How would you describe the changes and development of Wimbledon during your lifetime?

It’s the end of the blue collar worker. Certainly Wimbledon down the hill would be populated by blue collar workers but now they have all been overtaken by white collar workers and that’s just the nature of things. The blue collar jobs have disappeared and also they are a lot better educated and a Cockney accent cannot be heard anywhere - hardly anywhere - in South Wimbledon. I’m horrified when I do the school run. All the children are speaking BBC English. It’s so irritating. If only they could say ‘ain’t’ and ‘nuffink’ but it’s all gone forever.

The appearance of Wimbledon? Well we have a better access to some of the shops now. We have Centre Court which is quite good but I think no-one would have swapped our [old] public hall for Centre Court if they had any say in the matter. The other shops haven’t changed really. We’ve got supermarkets, the first one was Sainsburys and it’s still there. They’ve now brought back a Sainsburys in the location of the original [one] opposite the theatre. The new Piazza is a plus, definitely. We lost Victoria Crescent. The ladies struggling for emancipation – the vote – had their office in Victoria Crescent and now it’s a supermarket and the road has gone forever.

I used to like the Wimbledon where we had four cinemas so you could see a great variety of films if you wanted to in one week. They were so popular it was necessary to queue outside. There were three levels of queuing. One was ‘queuing’. Then if you were in the auditorium it was called ‘standing’ and if you were in the [vestibule] it would be called ‘waiting’. Those were the days. Television is marvellous and you can see some good films on television but I used to get a lot of fun out of going to the cinema.

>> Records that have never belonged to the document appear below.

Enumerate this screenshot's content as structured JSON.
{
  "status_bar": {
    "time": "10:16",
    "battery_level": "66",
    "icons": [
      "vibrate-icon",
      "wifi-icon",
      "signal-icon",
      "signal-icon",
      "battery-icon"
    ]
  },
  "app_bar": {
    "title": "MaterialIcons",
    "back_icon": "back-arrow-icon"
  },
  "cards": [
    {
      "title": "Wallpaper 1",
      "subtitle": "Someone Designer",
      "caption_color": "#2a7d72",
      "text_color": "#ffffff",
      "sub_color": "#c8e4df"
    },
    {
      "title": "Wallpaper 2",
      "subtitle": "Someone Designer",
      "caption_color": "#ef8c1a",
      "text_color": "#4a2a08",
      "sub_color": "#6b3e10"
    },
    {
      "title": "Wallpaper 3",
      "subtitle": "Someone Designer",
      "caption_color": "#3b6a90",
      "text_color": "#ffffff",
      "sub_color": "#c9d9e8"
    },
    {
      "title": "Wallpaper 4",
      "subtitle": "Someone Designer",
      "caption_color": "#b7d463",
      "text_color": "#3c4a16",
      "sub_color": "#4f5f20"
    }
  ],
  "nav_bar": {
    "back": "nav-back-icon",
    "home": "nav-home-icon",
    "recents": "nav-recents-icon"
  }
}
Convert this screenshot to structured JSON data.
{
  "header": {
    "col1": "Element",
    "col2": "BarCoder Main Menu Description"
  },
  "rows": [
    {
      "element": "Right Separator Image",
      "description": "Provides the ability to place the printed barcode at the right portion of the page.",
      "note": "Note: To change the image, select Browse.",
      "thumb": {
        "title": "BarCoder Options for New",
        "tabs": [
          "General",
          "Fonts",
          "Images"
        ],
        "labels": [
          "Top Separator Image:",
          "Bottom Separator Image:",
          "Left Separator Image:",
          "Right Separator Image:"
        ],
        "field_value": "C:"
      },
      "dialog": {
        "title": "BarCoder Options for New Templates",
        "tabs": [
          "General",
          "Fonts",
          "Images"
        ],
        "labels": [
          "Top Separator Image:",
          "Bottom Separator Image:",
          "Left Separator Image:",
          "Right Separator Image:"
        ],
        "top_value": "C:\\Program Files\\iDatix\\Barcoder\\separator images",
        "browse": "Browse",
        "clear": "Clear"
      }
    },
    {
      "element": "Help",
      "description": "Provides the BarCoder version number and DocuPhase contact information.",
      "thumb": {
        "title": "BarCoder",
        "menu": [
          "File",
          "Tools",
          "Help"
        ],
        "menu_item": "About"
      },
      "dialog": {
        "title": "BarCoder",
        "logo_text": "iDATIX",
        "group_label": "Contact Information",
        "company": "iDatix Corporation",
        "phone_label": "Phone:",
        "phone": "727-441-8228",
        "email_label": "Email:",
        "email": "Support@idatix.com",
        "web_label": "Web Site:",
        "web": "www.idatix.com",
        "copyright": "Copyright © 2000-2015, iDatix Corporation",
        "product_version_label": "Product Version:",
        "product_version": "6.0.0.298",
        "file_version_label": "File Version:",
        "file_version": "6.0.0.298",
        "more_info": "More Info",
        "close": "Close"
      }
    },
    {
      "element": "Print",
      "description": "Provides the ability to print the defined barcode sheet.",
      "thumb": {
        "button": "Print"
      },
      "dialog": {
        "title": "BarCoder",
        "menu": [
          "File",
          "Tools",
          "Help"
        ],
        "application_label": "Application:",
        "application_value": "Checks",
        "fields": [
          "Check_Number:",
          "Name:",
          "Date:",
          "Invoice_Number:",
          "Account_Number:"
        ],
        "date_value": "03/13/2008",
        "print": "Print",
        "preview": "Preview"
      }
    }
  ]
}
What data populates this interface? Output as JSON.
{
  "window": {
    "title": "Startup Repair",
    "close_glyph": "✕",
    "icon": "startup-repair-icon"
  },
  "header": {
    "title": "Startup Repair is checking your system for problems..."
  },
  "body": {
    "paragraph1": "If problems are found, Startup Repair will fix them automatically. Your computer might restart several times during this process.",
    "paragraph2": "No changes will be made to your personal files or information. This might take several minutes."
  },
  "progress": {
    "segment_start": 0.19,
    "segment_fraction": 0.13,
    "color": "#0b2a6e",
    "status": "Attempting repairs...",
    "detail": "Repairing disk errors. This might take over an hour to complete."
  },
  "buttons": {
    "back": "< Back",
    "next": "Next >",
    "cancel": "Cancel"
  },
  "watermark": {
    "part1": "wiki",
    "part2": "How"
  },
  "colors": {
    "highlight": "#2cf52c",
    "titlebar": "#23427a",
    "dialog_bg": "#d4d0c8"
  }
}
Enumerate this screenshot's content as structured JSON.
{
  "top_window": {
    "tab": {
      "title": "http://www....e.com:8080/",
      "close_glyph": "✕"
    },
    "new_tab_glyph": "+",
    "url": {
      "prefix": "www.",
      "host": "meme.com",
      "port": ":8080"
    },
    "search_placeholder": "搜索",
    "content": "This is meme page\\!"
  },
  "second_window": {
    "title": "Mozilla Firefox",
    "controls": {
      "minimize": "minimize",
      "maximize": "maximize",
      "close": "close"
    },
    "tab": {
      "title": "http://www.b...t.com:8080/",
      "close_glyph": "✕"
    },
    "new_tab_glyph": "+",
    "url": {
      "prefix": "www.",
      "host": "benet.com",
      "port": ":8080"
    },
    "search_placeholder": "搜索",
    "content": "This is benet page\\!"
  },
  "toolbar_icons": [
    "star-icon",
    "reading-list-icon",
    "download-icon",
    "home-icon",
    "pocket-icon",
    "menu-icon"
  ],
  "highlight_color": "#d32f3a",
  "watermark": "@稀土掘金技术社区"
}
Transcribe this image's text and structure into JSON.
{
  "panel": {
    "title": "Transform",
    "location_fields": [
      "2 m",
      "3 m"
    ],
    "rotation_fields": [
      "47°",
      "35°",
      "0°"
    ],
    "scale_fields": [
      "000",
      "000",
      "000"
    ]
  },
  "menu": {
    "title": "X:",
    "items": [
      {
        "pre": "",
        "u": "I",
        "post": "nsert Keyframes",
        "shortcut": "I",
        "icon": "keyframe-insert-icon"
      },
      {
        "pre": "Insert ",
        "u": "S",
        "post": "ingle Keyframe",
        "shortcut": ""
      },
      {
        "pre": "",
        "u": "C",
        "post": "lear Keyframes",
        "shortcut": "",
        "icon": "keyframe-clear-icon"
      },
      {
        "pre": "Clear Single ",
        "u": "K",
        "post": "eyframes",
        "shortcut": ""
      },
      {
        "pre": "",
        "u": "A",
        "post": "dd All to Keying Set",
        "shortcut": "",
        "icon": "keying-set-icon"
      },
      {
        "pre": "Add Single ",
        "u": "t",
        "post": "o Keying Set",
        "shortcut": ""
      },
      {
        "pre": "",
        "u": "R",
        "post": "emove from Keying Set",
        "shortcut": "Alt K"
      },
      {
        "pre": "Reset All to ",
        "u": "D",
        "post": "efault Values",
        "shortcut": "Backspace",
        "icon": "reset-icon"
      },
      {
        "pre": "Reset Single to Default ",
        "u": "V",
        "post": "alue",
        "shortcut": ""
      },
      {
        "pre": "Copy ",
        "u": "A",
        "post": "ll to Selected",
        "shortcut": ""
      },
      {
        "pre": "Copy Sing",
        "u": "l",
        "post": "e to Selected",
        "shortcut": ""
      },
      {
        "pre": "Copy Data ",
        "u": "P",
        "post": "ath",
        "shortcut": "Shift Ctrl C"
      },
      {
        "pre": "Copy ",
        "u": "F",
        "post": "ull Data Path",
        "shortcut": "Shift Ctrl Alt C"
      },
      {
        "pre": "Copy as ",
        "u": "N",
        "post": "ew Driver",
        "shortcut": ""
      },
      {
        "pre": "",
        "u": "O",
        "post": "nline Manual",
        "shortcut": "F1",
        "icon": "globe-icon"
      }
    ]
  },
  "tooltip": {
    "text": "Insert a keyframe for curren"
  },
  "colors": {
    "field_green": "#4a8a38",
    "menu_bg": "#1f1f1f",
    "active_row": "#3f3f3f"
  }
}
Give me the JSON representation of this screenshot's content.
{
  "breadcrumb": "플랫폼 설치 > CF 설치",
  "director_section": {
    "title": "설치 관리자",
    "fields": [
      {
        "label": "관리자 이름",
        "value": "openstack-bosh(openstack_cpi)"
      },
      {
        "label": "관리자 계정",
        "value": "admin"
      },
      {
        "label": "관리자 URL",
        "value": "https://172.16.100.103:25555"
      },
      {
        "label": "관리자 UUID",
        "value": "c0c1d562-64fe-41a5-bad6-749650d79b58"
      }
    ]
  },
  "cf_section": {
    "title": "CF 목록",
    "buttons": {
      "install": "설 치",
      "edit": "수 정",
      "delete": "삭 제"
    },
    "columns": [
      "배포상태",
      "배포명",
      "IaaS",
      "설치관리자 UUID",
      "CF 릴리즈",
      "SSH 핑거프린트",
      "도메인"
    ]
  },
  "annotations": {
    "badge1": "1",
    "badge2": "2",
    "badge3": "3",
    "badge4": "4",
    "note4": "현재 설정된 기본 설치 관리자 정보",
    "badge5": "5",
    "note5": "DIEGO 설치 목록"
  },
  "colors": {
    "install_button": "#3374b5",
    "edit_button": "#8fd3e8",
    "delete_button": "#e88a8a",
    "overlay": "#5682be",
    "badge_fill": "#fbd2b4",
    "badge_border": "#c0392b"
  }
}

The Common is a marvellous asset. A thousand acres. I can no longer get lost on the Common although I used to. I have walked it so often. But it is something very special for the locality and apart from Richmond Park it is superior to all the other commons. It is still there. We managed to stop the Lord of the Manor taking it over at the critical time and it’s a tremendous asset for the people of Wimbledon.